These devotees know the story well—how Henry David Thoreau lived the simple life by the pond’s northwestern cove in a tiny house of his own construction for two years, two months, and two days. He was twenty-seven years old when he moved in on July 4, 1845. Here he wrote his first book, A Week on the Concord and Merrimack Rivers. It was a commercial flop of legendary proportions. But here too he wrote the initial version of the work that gained him, and the environs, fame and immortality. Several drafts later Walden was published, in 1854. It received more than sixty favorable reviews, but only after Thoreau’s premature death would it be widely read, thanks to the aggressive promotion of his works by Emerson and other friends. A third event of significance occurred while Thoreau lived at Walden: in protest against slavery and the Mexican War he refused to pay the poll tax and spent a night in Concord Jail. “Civil Disobedience,” which influenced Gandhi and Martin Luther King, was published in 1849. Thoreau’s house was sold shortly after he left the pond.
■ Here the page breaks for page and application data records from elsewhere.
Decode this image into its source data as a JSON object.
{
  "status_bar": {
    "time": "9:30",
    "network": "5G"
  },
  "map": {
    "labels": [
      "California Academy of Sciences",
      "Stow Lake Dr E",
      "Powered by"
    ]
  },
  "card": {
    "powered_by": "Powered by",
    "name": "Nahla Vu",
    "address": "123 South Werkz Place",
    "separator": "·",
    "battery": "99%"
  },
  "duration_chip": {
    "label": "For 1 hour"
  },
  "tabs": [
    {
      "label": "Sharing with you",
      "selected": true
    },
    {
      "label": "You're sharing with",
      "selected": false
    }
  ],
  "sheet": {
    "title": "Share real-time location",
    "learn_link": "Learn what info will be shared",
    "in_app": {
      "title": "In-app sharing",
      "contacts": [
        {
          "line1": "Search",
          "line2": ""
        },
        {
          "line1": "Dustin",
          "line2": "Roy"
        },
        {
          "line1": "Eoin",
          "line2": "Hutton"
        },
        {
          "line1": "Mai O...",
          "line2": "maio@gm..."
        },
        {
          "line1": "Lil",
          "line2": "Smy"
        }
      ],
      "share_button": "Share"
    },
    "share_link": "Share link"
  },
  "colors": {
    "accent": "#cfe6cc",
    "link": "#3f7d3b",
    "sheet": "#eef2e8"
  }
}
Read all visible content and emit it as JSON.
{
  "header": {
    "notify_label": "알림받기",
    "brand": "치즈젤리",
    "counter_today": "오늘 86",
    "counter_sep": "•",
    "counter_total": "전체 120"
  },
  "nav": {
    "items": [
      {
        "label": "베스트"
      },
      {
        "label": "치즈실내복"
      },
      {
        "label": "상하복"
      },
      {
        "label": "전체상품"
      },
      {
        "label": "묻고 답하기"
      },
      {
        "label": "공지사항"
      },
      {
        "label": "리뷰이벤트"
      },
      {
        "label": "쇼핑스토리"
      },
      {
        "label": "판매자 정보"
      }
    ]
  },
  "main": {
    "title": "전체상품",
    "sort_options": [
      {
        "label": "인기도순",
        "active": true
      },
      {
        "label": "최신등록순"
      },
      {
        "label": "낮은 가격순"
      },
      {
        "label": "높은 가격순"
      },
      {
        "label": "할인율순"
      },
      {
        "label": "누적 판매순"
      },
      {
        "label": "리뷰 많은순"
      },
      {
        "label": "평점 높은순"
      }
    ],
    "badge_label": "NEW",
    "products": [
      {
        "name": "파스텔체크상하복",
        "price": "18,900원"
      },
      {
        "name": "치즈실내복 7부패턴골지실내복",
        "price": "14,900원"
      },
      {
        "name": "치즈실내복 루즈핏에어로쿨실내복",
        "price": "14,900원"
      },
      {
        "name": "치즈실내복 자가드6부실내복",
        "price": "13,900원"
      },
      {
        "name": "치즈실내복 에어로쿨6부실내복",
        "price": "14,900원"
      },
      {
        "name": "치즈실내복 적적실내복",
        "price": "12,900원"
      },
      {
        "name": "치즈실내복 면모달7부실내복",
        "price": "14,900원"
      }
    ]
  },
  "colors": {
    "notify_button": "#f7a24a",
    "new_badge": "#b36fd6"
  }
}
The farmer who ultimately acquired it moved it north of the village and used it for corn storage before demolishing it in 1868. A memorial to Thoreau was estab¬lished at his Walden housesite ten years after he died: at the cairn vis¬iting admirers add a stone, so that it grows steadily larger, along with his fame.
The idea of Walden Pond has swept the world: birthplace of the modern environmental movement, symbol of simplicity taken up in deliberate antithesis to chaotic and destructive modernity…